A familiar sight in the Philippines during the early ‘80s was the Isuzu Gemini. This and the Isuzu Florian were the company’s response to the demand for diesel-engine passenger cars. Because of their durability and fuel economy, the Isuzu Gemini became a mainstay in the taxi and fleet services in the Philippines during that era.
Isuzu would continue to develop and adopt more groundbreaking diesel engine technologies as the years went by. In 1981, Isuzu introduced the direct-injection design, which features both high output and low fuel consumption, to all diesel engines installed in two-ton payload trucks. It was also Isuzu that developed the world’s first full-scale electronically controlled diesel for both light- and heavy-duty trucks.
The company would also lead the development in ceramics technology for diesel. This led to the world’s first Ultra Quick on Start system introduced also in 1981. With the use of a ceramic glow plug with high heat resistance and electronic control, Isuzu eliminated the practice of preheating time during start-up. Something we take for granted in diesel-fed engines today.
Isuzu’s diesel-engine prowess has led to many collaborations with various manufacturers. General Motors, Land Rover, Toyota, Mazda and even fellow diesel-expert Cummins, have come to rely on Isuzu’s expertise.
One Isuzu model that has benefitted strongly from this body of diesel engine knowledge is the all-new Isuzu D-MAX pickup. Isuzu’s latest engine, the RZ4E, powers the latest iteration of the D-MAX 4X2. It is a mere 1.9-Liters in displacement but produces power more efficiently than its 2.5-Liter predecessor.
Combining Isuzu’s diesel technology honed over the years, the D-MAX 4×2 now enjoys the benefits of a 62-kilogram engine weight loss, redesigned swirl-inducing combustion chamber, graphite coated pistons for reduced piston wear on cold starts, and Diamond Like Carbon (DLC) coated piston pins.
Isuzu also poured its know-how on reducing vibration and noise, two common issues with older diesel engines, in the RZ4E. A lighter, high-stiffness, long-skirt design cast-iron cylinder block, along with a cylinder head camshaft cover crafted from resin, provide a more refined operation while increasing performance.
Designed for increased durability, the RZ4E also makes use of connecting rods and their caps forged from a single piece of metal. This Fracture-Split manufacturing method ensures precise fit between the cap and its corresponding rod, leading to improved reliability.

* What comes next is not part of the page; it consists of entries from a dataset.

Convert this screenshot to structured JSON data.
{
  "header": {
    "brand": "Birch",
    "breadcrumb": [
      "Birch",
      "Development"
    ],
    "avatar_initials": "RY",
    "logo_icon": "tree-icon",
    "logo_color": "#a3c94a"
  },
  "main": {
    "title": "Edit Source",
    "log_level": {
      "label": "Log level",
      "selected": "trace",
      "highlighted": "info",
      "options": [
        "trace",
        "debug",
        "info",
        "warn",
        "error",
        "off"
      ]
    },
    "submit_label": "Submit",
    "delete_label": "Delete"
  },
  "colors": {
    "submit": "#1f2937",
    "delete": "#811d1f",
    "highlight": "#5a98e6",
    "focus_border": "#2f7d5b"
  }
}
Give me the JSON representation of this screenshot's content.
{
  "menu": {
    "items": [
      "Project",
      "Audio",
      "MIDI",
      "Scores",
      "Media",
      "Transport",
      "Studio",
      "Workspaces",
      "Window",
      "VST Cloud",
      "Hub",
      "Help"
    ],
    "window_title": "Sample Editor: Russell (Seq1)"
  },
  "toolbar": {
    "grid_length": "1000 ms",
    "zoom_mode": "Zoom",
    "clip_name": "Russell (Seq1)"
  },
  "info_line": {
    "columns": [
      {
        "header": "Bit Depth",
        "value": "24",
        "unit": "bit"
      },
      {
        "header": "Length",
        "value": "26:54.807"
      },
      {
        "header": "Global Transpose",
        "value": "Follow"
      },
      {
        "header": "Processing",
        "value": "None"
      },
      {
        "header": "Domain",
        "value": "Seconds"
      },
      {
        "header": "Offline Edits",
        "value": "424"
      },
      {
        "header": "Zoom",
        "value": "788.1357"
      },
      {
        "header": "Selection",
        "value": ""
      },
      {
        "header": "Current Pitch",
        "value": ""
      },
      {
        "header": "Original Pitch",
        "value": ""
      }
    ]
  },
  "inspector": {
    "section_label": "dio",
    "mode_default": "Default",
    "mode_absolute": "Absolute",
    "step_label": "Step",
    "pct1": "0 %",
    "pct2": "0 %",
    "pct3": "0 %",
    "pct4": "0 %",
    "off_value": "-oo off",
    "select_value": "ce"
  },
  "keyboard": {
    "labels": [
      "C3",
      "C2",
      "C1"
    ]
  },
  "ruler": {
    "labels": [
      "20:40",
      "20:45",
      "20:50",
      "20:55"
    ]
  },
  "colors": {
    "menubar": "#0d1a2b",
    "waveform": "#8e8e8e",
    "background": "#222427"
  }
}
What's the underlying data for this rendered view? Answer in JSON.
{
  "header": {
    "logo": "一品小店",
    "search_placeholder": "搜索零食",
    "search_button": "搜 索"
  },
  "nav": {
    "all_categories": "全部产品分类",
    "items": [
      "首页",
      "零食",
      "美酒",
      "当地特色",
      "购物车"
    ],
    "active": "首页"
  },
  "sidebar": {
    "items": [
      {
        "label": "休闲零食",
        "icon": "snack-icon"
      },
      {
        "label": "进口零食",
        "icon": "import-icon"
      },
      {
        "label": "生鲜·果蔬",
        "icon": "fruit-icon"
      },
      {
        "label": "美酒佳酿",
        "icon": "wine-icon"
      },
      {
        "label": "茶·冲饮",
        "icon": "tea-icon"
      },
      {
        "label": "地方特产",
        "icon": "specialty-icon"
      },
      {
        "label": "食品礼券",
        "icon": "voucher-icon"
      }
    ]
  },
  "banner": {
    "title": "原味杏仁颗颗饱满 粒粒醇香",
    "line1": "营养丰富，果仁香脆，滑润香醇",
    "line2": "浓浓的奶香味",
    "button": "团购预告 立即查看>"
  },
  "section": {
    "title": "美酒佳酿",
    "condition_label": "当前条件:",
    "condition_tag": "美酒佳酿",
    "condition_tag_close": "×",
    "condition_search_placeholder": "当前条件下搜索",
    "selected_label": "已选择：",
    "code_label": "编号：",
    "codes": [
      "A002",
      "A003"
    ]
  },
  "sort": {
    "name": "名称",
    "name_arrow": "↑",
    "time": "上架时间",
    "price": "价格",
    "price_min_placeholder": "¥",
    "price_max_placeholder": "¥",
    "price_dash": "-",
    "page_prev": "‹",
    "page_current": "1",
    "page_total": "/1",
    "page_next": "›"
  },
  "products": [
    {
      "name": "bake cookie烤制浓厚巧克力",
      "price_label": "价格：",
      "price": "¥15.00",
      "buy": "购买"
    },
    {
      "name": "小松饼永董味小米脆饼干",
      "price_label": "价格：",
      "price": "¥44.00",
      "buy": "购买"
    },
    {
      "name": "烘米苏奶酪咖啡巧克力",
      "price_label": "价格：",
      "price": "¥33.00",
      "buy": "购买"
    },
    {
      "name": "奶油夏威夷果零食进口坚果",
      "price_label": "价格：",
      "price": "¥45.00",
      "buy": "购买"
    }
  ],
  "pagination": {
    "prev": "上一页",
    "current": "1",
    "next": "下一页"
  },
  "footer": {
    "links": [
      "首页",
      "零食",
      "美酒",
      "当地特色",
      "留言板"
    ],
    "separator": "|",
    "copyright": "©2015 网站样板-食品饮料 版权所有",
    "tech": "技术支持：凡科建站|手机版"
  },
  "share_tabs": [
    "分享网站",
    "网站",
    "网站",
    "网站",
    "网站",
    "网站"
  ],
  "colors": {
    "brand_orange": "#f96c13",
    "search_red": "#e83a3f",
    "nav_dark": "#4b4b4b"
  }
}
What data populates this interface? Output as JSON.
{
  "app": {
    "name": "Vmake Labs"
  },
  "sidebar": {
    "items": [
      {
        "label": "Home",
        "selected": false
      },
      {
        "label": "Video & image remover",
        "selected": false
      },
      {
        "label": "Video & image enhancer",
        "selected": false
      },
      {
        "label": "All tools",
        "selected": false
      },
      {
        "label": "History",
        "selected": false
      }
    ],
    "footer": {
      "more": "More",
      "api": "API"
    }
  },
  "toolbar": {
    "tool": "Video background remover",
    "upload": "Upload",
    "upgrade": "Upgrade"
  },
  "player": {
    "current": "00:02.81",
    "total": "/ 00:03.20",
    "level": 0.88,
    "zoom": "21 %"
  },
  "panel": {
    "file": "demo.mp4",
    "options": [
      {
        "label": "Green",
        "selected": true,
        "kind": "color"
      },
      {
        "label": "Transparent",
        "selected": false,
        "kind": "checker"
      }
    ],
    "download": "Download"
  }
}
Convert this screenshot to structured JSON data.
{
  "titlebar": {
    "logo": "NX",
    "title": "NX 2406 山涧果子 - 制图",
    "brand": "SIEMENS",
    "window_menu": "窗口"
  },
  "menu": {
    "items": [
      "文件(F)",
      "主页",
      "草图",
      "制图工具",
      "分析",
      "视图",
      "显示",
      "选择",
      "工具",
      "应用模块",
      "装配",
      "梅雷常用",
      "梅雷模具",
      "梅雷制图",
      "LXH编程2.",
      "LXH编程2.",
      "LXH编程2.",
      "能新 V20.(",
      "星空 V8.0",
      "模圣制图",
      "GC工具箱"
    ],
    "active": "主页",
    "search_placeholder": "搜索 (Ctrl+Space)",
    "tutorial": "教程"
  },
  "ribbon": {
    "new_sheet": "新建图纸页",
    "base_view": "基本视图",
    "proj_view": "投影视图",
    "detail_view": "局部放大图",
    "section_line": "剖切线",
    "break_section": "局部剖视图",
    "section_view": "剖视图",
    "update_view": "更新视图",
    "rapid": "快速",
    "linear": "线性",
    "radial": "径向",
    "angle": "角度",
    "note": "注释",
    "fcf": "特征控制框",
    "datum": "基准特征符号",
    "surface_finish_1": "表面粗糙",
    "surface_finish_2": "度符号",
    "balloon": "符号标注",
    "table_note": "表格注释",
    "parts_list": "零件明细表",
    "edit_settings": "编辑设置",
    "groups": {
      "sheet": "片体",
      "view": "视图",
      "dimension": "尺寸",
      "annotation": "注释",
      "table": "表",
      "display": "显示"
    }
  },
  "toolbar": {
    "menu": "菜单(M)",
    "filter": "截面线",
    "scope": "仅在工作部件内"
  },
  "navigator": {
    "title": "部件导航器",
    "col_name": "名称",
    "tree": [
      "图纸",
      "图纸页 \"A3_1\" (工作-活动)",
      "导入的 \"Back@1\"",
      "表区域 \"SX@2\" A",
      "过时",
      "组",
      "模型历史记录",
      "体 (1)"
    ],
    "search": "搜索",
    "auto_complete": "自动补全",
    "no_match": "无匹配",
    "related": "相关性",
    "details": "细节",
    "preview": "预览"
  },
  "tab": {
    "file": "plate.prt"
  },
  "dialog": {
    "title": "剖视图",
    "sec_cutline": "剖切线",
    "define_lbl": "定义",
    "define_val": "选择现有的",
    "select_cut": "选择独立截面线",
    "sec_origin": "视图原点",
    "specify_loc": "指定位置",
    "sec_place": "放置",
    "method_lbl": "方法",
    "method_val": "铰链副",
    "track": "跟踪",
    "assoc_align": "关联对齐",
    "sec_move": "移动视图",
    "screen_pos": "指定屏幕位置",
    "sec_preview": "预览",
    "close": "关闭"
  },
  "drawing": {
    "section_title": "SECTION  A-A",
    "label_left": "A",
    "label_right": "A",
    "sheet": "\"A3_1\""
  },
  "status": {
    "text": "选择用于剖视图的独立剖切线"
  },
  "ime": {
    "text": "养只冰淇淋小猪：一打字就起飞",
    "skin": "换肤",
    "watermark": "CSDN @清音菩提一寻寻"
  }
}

Combined with the latest in Variable-Geometry Turbo technology, performance in slow and high-speed scenarios have likewise been improved with the RZ4E. Along with maintenance innovations such as paper filter cartridge replacement in lieu of oil filter canisters, the use of Hydraulic Valve Lash Adjusters which eliminates manual valve clearance adjustments, and a Single Accessory Drive belt, which takes away multiple drive belts from the early diesel engine designs, all contribute to ease of ownership over the long run.
From its smallest 1-Liter diesel engine used in a mini-backhoe, to its largest, a 30-Liter house-sized engine used in heavy-duty tractors, Isuzu has become synonymous with reliable, eco-friendly, durable and technologically-advanced diesel power. And its latest D-MAX is the prime example of how far Isuzu diesel technology has come over the last 90 years.
With more than 28 million diesel engines produced today, Isuzu’s dominance in the realm of diesel engine technology and manufacturing is a reassuring fact that underlies every Isuzu pickup and 7-seater SUV, as well as its range of light and heavy-duty trucks around the world. There are only a handful of companies around the world that can claim expertise in this evolving technology. Isuzu just happens to be top of mind.